And grandma’s memory follows me still. She was second of my grandparents to pass away, 20 years after grandpa, in 2000. I was just out of college, winding out my time in Pittsburgh, unsure of the next step, the first job. In the last conversation I remember with her, late that June or July, when she was noticeably less, her constant whirl of motion dulled by the cancer she was fighting, the phone rang in my little attic apartment and it was her. She was a prolific letter writer — in beautiful, flowing script — and spontaneous caller throughout my college years. At the end of our conversation, she had a message just for me, that has touched me all these years. She said: of all her grandchildren, that I’d pursued music and writing, and that my cousin, Whitney, had pursued architecture, these were closest to the arts she herself had wished she’d studied. That was the last time we spoke.
One of the lasting gifts Grandma and Max gave, too outsized and profound for the young man I was to really grasp back then, were the trusts they’d established for each of their grandchildren, making it possible for all of us to pursue our educations, and graduate school and continuing education in many cases, and extend to the down payments to our first homes, our transportation to and from those first jobs. Their generosity, and their great love for family is their legacy.
Today would have been Grandma’s 100th birthday. As I’d done before, first with Grandpa Don Foutz, and in 2018 with Grandma Sue Ley and Grandpa Bob Ley, I’m sharing the collection of images I’ve kept on my computer to trace their remarkable lives, in memory of all they’ve given us, and in how we remember them still.

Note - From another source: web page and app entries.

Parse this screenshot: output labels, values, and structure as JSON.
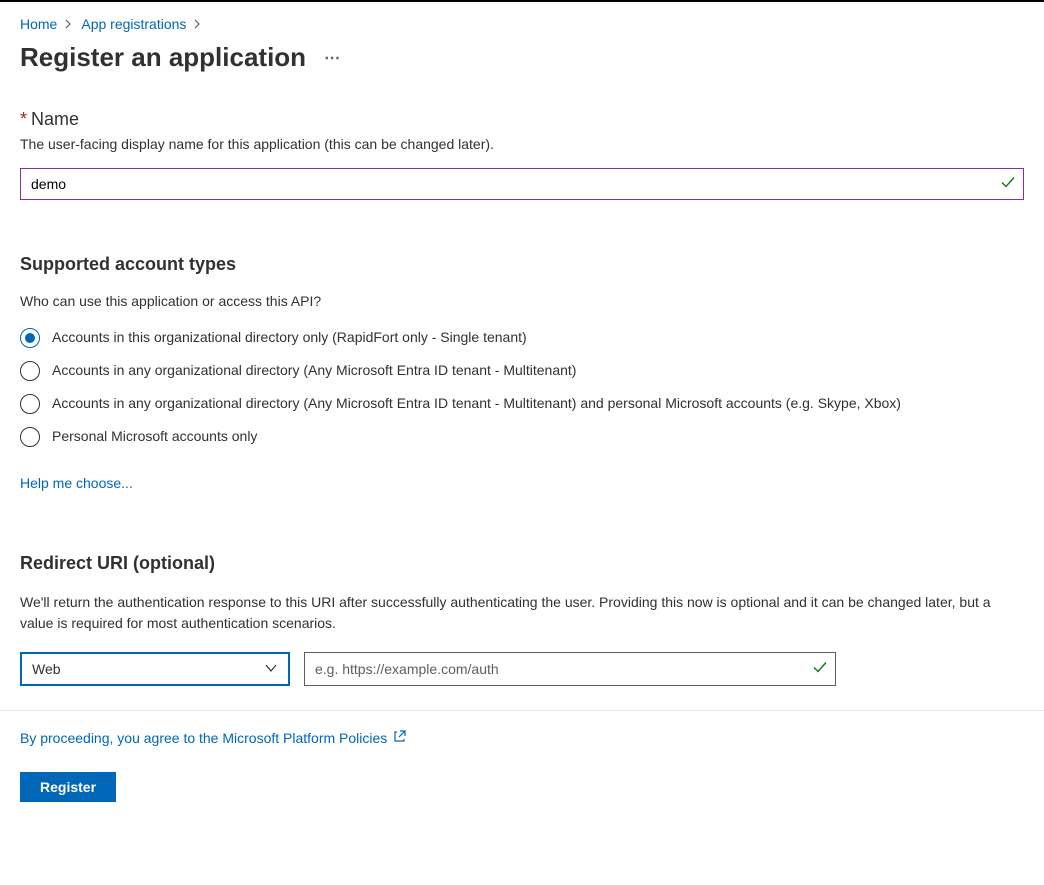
{
  "breadcrumb": {
    "home": "Home",
    "app_registrations": "App registrations"
  },
  "page_title": "Register an application",
  "name_section": {
    "label": "Name",
    "description": "The user-facing display name for this application (this can be changed later).",
    "value": "demo"
  },
  "account_types_section": {
    "heading": "Supported account types",
    "question": "Who can use this application or access this API?",
    "options": [
      "Accounts in this organizational directory only (RapidFort only - Single tenant)",
      "Accounts in any organizational directory (Any Microsoft Entra ID tenant - Multitenant)",
      "Accounts in any organizational directory (Any Microsoft Entra ID tenant - Multitenant) and personal Microsoft accounts (e.g. Skype, Xbox)",
      "Personal Microsoft accounts only"
    ],
    "help_link": "Help me choose..."
  },
  "redirect_section": {
    "heading": "Redirect URI (optional)",
    "description": "We'll return the authentication response to this URI after successfully authenticating the user. Providing this now is optional and it can be changed later, but a value is required for most authentication scenarios.",
    "platform_value": "Web",
    "uri_placeholder": "e.g. https://example.com/auth"
  },
  "footer": {
    "policy_text": "By proceeding, you agree to the Microsoft Platform Policies",
    "register_button": "Register"
  }
}
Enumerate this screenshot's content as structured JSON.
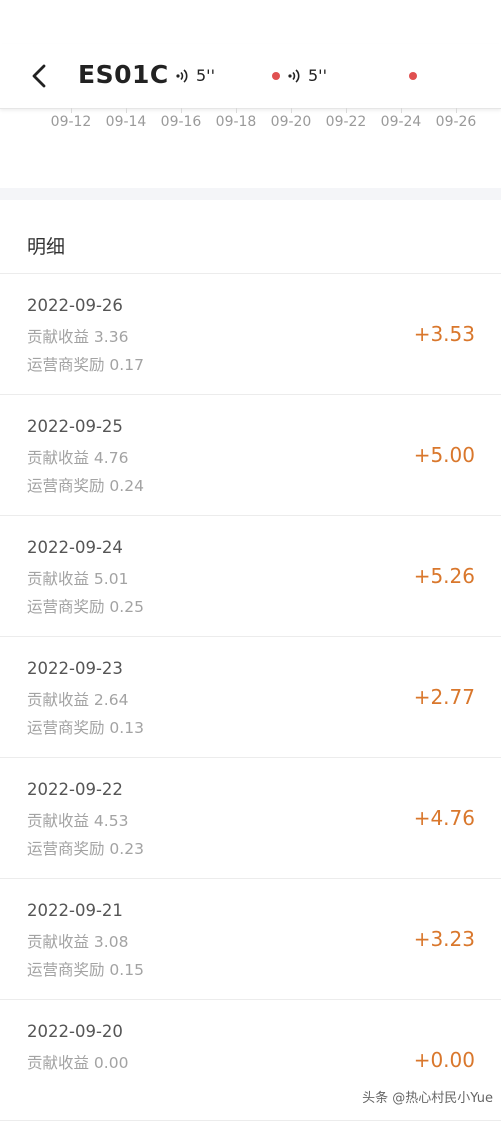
{
  "header": {
    "title": "ES01C",
    "voice1": "5''",
    "voice2": "5''"
  },
  "chart_axis": {
    "ticks": [
      "09-12",
      "09-14",
      "09-16",
      "09-18",
      "09-20",
      "09-22",
      "09-24",
      "09-26"
    ]
  },
  "details": {
    "title": "明细",
    "rows": [
      {
        "date": "2022-09-26",
        "contribution": "贡献收益 3.36",
        "reward": "运营商奖励 0.17",
        "amount": "+3.53"
      },
      {
        "date": "2022-09-25",
        "contribution": "贡献收益 4.76",
        "reward": "运营商奖励 0.24",
        "amount": "+5.00"
      },
      {
        "date": "2022-09-24",
        "contribution": "贡献收益 5.01",
        "reward": "运营商奖励 0.25",
        "amount": "+5.26"
      },
      {
        "date": "2022-09-23",
        "contribution": "贡献收益 2.64",
        "reward": "运营商奖励 0.13",
        "amount": "+2.77"
      },
      {
        "date": "2022-09-22",
        "contribution": "贡献收益 4.53",
        "reward": "运营商奖励 0.23",
        "amount": "+4.76"
      },
      {
        "date": "2022-09-21",
        "contribution": "贡献收益 3.08",
        "reward": "运营商奖励 0.15",
        "amount": "+3.23"
      },
      {
        "date": "2022-09-20",
        "contribution": "贡献收益 0.00",
        "reward": "",
        "amount": "+0.00"
      }
    ]
  },
  "watermark": "头条 @热心村民小Yue",
  "colors": {
    "amount": "#d9772c",
    "recording_dot": "#e05050"
  }
}
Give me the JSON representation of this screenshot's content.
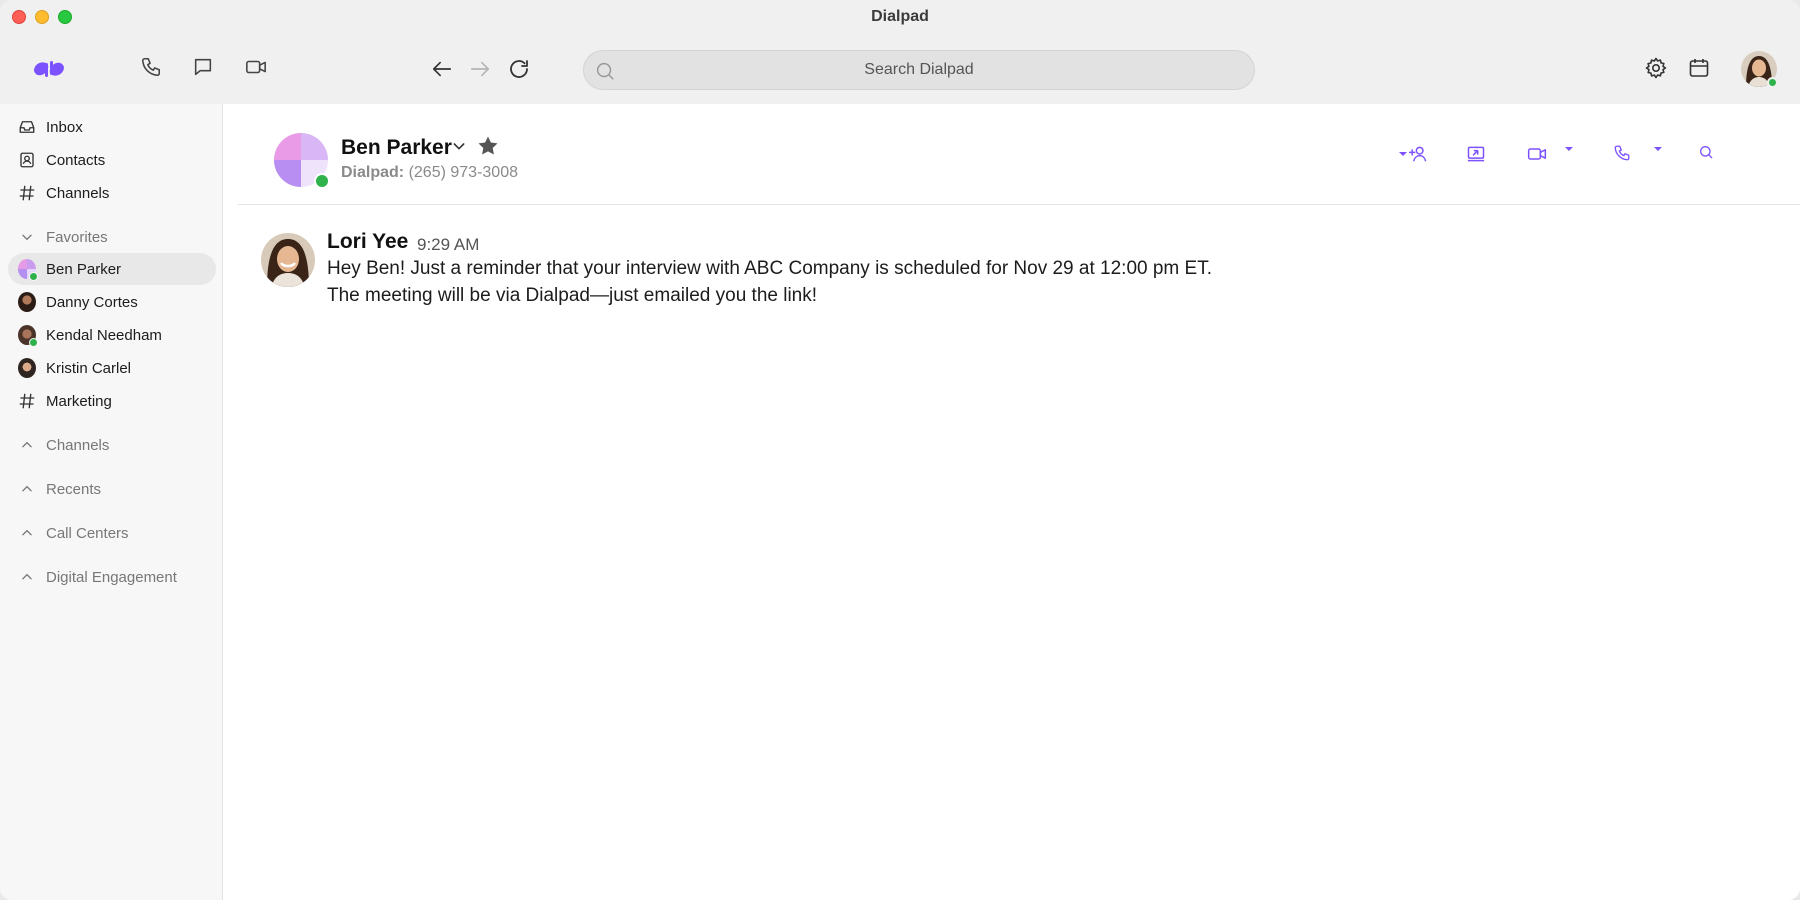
{
  "window": {
    "title": "Dialpad"
  },
  "toolbar": {
    "search_placeholder": "Search Dialpad"
  },
  "sidebar": {
    "top_items": [
      {
        "label": "Inbox",
        "icon": "inbox-icon"
      },
      {
        "label": "Contacts",
        "icon": "contacts-icon"
      },
      {
        "label": "Channels",
        "icon": "hash-icon"
      }
    ],
    "favorites": {
      "label": "Favorites",
      "items": [
        {
          "label": "Ben Parker",
          "selected": true,
          "online": true
        },
        {
          "label": "Danny Cortes",
          "selected": false,
          "online": false
        },
        {
          "label": "Kendal Needham",
          "selected": false,
          "online": true
        },
        {
          "label": "Kristin Carlel",
          "selected": false,
          "online": false
        },
        {
          "label": "Marketing",
          "selected": false,
          "online": false
        }
      ]
    },
    "sections": [
      {
        "label": "Channels"
      },
      {
        "label": "Recents"
      },
      {
        "label": "Call Centers"
      },
      {
        "label": "Digital Engagement"
      }
    ]
  },
  "conversation": {
    "contact_name": "Ben Parker",
    "contact_source_label": "Dialpad:",
    "contact_phone": "(265) 973-3008",
    "messages": [
      {
        "author": "Lori Yee",
        "time": "9:29 AM",
        "lines": [
          "Hey Ben! Just a reminder that your interview with ABC Company is scheduled for Nov 29 at 12:00 pm ET.",
          "The meeting will be via Dialpad—just emailed you the link!"
        ]
      }
    ]
  },
  "colors": {
    "accent": "#7c52ff",
    "online": "#2fb24c",
    "sidebar_bg": "#f7f7f7",
    "toolbar_bg": "#f0f0f0"
  }
}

Erma Foutz: 79 Years in Photographs
(Scroll to view the gallery below, or click any photo for a closeup slideshow.)